Your response should consist of the lines below, printed exactly.

┏━━

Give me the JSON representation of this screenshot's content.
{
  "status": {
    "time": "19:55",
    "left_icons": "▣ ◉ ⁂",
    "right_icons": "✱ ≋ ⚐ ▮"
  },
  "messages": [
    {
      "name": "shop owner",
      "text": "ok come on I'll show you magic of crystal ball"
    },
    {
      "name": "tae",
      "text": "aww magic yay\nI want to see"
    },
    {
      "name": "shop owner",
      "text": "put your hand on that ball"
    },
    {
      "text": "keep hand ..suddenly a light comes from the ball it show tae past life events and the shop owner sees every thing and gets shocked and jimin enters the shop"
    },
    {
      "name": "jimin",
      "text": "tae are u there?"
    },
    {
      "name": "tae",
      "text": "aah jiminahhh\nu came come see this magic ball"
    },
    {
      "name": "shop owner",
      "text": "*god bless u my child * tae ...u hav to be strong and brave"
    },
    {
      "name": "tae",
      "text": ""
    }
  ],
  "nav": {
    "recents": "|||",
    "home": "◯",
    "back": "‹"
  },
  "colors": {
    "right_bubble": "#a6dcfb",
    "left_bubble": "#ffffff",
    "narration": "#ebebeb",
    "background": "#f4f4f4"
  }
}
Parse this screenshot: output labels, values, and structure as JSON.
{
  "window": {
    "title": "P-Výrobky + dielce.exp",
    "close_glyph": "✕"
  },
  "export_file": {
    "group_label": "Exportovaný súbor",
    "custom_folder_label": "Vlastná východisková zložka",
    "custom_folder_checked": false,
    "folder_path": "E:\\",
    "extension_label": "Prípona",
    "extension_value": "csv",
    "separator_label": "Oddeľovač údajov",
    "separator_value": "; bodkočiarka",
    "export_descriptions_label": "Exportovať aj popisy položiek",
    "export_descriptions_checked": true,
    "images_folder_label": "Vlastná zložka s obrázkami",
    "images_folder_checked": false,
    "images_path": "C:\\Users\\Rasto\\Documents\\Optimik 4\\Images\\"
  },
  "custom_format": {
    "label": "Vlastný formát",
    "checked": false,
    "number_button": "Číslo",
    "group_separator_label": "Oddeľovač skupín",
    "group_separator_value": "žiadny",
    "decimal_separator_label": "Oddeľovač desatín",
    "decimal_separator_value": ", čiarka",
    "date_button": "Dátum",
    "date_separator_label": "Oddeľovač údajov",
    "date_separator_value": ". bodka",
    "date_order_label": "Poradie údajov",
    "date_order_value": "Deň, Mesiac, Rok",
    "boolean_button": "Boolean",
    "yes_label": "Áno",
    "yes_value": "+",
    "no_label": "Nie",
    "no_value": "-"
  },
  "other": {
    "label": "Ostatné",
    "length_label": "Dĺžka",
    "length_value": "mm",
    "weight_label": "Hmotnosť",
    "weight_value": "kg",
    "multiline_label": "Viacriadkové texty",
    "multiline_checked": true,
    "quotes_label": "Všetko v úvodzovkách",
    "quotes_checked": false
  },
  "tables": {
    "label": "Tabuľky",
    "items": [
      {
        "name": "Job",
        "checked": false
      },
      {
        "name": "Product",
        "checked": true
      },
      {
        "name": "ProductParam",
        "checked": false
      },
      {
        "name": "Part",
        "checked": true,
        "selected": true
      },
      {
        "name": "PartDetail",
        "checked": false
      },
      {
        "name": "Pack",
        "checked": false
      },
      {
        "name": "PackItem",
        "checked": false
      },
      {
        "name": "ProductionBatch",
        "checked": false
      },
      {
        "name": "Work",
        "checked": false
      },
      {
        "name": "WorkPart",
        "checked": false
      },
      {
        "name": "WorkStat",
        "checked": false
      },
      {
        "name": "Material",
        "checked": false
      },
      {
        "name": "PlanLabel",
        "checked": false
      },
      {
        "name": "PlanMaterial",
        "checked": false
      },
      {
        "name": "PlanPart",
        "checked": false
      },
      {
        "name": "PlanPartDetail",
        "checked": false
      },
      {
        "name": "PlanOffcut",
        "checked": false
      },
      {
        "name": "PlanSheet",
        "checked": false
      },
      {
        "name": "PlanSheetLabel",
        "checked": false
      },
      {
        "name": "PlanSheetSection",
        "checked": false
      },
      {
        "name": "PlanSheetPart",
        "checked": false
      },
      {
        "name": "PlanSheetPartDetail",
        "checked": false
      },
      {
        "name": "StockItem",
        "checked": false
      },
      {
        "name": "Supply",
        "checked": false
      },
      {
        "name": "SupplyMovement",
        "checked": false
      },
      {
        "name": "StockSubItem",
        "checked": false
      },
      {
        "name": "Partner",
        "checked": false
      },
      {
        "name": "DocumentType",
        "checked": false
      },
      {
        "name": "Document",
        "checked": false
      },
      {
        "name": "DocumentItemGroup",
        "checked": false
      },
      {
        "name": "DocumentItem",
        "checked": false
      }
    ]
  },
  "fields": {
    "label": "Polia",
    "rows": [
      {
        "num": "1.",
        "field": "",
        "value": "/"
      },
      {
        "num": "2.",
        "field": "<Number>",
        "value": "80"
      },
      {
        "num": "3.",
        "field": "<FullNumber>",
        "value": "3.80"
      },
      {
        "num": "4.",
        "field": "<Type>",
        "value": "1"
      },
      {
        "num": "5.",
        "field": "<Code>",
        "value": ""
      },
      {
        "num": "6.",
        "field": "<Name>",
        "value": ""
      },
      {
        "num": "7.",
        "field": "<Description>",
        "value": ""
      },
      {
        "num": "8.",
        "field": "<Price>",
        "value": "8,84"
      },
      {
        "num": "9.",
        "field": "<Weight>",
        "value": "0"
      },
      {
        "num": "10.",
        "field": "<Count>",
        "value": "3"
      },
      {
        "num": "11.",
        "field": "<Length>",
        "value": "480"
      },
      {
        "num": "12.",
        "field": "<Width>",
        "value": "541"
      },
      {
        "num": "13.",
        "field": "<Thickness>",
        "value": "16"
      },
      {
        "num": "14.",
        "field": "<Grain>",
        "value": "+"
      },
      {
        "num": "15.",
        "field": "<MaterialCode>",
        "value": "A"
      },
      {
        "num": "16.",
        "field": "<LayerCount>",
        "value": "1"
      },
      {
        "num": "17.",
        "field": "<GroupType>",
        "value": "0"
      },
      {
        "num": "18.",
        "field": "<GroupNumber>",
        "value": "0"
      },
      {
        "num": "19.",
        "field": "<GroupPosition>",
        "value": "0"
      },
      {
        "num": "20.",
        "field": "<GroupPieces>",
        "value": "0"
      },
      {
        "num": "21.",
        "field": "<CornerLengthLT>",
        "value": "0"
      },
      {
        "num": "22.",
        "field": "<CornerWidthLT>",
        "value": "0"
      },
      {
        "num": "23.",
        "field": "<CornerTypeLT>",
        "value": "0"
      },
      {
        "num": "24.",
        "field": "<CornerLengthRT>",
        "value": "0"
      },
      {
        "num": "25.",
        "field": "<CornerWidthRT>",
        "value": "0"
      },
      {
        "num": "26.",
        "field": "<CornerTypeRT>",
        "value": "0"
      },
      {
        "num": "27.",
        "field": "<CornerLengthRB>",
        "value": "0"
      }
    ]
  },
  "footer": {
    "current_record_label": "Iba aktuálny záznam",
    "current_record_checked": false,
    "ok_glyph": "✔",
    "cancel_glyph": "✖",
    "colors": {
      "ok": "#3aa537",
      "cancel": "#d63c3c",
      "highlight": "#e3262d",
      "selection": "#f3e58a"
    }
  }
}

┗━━

TASK RESPONSE.
Give me the JSON representation of this screenshot's content.
{
  "status": {
    "time": "19:55",
    "left_icons": "▣ ◉ ⁂",
    "right_icons": "✱ ≋ ⚐ ▮"
  },
  "messages": [
    {
      "name": "shop owner",
      "text": "ok come on I'll show you magic of crystal ball"
    },
    {
      "name": "tae",
      "text": "aww magic yay\nI want to see"
    },
    {
      "name": "shop owner",
      "text": "put your hand on that ball"
    },
    {
      "text": "keep hand ..suddenly a light comes from the ball it show tae past life events and the shop owner sees every thing and gets shocked and jimin enters the shop"
    },
    {
      "name": "jimin",
      "text": "tae are u there?"
    },
    {
      "name": "tae",
      "text": "aah jiminahhh\nu came come see this magic ball"
    },
    {
      "name": "shop owner",
      "text": "*god bless u my child * tae ...u hav to be strong and brave"
    },
    {
      "name": "tae",
      "text": ""
    }
  ],
  "nav": {
    "recents": "|||",
    "home": "◯",
    "back": "‹"
  },
  "colors": {
    "right_bubble": "#a6dcfb",
    "left_bubble": "#ffffff",
    "narration": "#ebebeb",
    "background": "#f4f4f4"
  }
}
Parse this screenshot: output labels, values, and structure as JSON.
{
  "window": {
    "title": "P-Výrobky + dielce.exp",
    "close_glyph": "✕"
  },
  "export_file": {
    "group_label": "Exportovaný súbor",
    "custom_folder_label": "Vlastná východisková zložka",
    "custom_folder_checked": false,
    "folder_path": "E:\\",
    "extension_label": "Prípona",
    "extension_value": "csv",
    "separator_label": "Oddeľovač údajov",
    "separator_value": "; bodkočiarka",
    "export_descriptions_label": "Exportovať aj popisy položiek",
    "export_descriptions_checked": true,
    "images_folder_label": "Vlastná zložka s obrázkami",
    "images_folder_checked": false,
    "images_path": "C:\\Users\\Rasto\\Documents\\Optimik 4\\Images\\"
  },
  "custom_format": {
    "label": "Vlastný formát",
    "checked": false,
    "number_button": "Číslo",
    "group_separator_label": "Oddeľovač skupín",
    "group_separator_value": "žiadny",
    "decimal_separator_label": "Oddeľovač desatín",
    "decimal_separator_value": ", čiarka",
    "date_button": "Dátum",
    "date_separator_label": "Oddeľovač údajov",
    "date_separator_value": ". bodka",
    "date_order_label": "Poradie údajov",
    "date_order_value": "Deň, Mesiac, Rok",
    "boolean_button": "Boolean",
    "yes_label": "Áno",
    "yes_value": "+",
    "no_label": "Nie",
    "no_value": "-"
  },
  "other": {
    "label": "Ostatné",
    "length_label": "Dĺžka",
    "length_value": "mm",
    "weight_label": "Hmotnosť",
    "weight_value": "kg",
    "multiline_label": "Viacriadkové texty",
    "multiline_checked": true,
    "quotes_label": "Všetko v úvodzovkách",
    "quotes_checked": false
  },
  "tables": {
    "label": "Tabuľky",
    "items": [
      {
        "name": "Job",
        "checked": false
      },
      {
        "name": "Product",
        "checked": true
      },
      {
        "name": "ProductParam",
        "checked": false
      },
      {
        "name": "Part",
        "checked": true,
        "selected": true
      },
      {
        "name": "PartDetail",
        "checked": false
      },
      {
        "name": "Pack",
        "checked": false
      },
      {
        "name": "PackItem",
        "checked": false
      },
      {
        "name": "ProductionBatch",
        "checked": false
      },
      {
        "name": "Work",
        "checked": false
      },
      {
        "name": "WorkPart",
        "checked": false
      },
      {
        "name": "WorkStat",
        "checked": false
      },
      {
        "name": "Material",
        "checked": false
      },
      {
        "name": "PlanLabel",
        "checked": false
      },
      {
        "name": "PlanMaterial",
        "checked": false
      },
      {
        "name": "PlanPart",
        "checked": false
      },
      {
        "name": "PlanPartDetail",
        "checked": false
      },
      {
        "name": "PlanOffcut",
        "checked": false
      },
      {
        "name": "PlanSheet",
        "checked": false
      },
      {
        "name": "PlanSheetLabel",
        "checked": false
      },
      {
        "name": "PlanSheetSection",
        "checked": false
      },
      {
        "name": "PlanSheetPart",
        "checked": false
      },
      {
        "name": "PlanSheetPartDetail",
        "checked": false
      },
      {
        "name": "StockItem",
        "checked": false
      },
      {
        "name": "Supply",
        "checked": false
      },
      {
        "name": "SupplyMovement",
        "checked": false
      },
      {
        "name": "StockSubItem",
        "checked": false
      },
      {
        "name": "Partner",
        "checked": false
      },
      {
        "name": "DocumentType",
        "checked": false
      },
      {
        "name": "Document",
        "checked": false
      },
      {
        "name": "DocumentItemGroup",
        "checked": false
      },
      {
        "name": "DocumentItem",
        "checked": false
      }
    ]
  },
  "fields": {
    "label": "Polia",
    "rows": [
      {
        "num": "1.",
        "field": "",
        "value": "/"
      },
      {
        "num": "2.",
        "field": "<Number>",
        "value": "80"
      },
      {
        "num": "3.",
        "field": "<FullNumber>",
        "value": "3.80"
      },
      {
        "num": "4.",
        "field": "<Type>",
        "value": "1"
      },
      {
        "num": "5.",
        "field": "<Code>",
        "value": ""
      },
      {
        "num": "6.",
        "field": "<Name>",
        "value": ""
      },
      {
        "num": "7.",
        "field": "<Description>",
        "value": ""
      },
      {
        "num": "8.",
        "field": "<Price>",
        "value": "8,84"
      },
      {
        "num": "9.",
        "field": "<Weight>",
        "value": "0"
      },
      {
        "num": "10.",
        "field": "<Count>",
        "value": "3"
      },
      {
        "num": "11.",
        "field": "<Length>",
        "value": "480"
      },
      {
        "num": "12.",
        "field": "<Width>",
        "value": "541"
      },
      {
        "num": "13.",
        "field": "<Thickness>",
        "value": "16"
      },
      {
        "num": "14.",
        "field": "<Grain>",
        "value": "+"
      },
      {
        "num": "15.",
        "field": "<MaterialCode>",
        "value": "A"
      },
      {
        "num": "16.",
        "field": "<LayerCount>",
        "value": "1"
      },
      {
        "num": "17.",
        "field": "<GroupType>",
        "value": "0"
      },
      {
        "num": "18.",
        "field": "<GroupNumber>",
        "value": "0"
      },
      {
        "num": "19.",
        "field": "<GroupPosition>",
        "value": "0"
      },
      {
        "num": "20.",
        "field": "<GroupPieces>",
        "value": "0"
      },
      {
        "num": "21.",
        "field": "<CornerLengthLT>",
        "value": "0"
      },
      {
        "num": "22.",
        "field": "<CornerWidthLT>",
        "value": "0"
      },
      {
        "num": "23.",
        "field": "<CornerTypeLT>",
        "value": "0"
      },
      {
        "num": "24.",
        "field": "<CornerLengthRT>",
        "value": "0"
      },
      {
        "num": "25.",
        "field": "<CornerWidthRT>",
        "value": "0"
      },
      {
        "num": "26.",
        "field": "<CornerTypeRT>",
        "value": "0"
      },
      {
        "num": "27.",
        "field": "<CornerLengthRB>",
        "value": "0"
      }
    ]
  },
  "footer": {
    "current_record_label": "Iba aktuálny záznam",
    "current_record_checked": false,
    "ok_glyph": "✔",
    "cancel_glyph": "✖",
    "colors": {
      "ok": "#3aa537",
      "cancel": "#d63c3c",
      "highlight": "#e3262d",
      "selection": "#f3e58a"
    }
  }
}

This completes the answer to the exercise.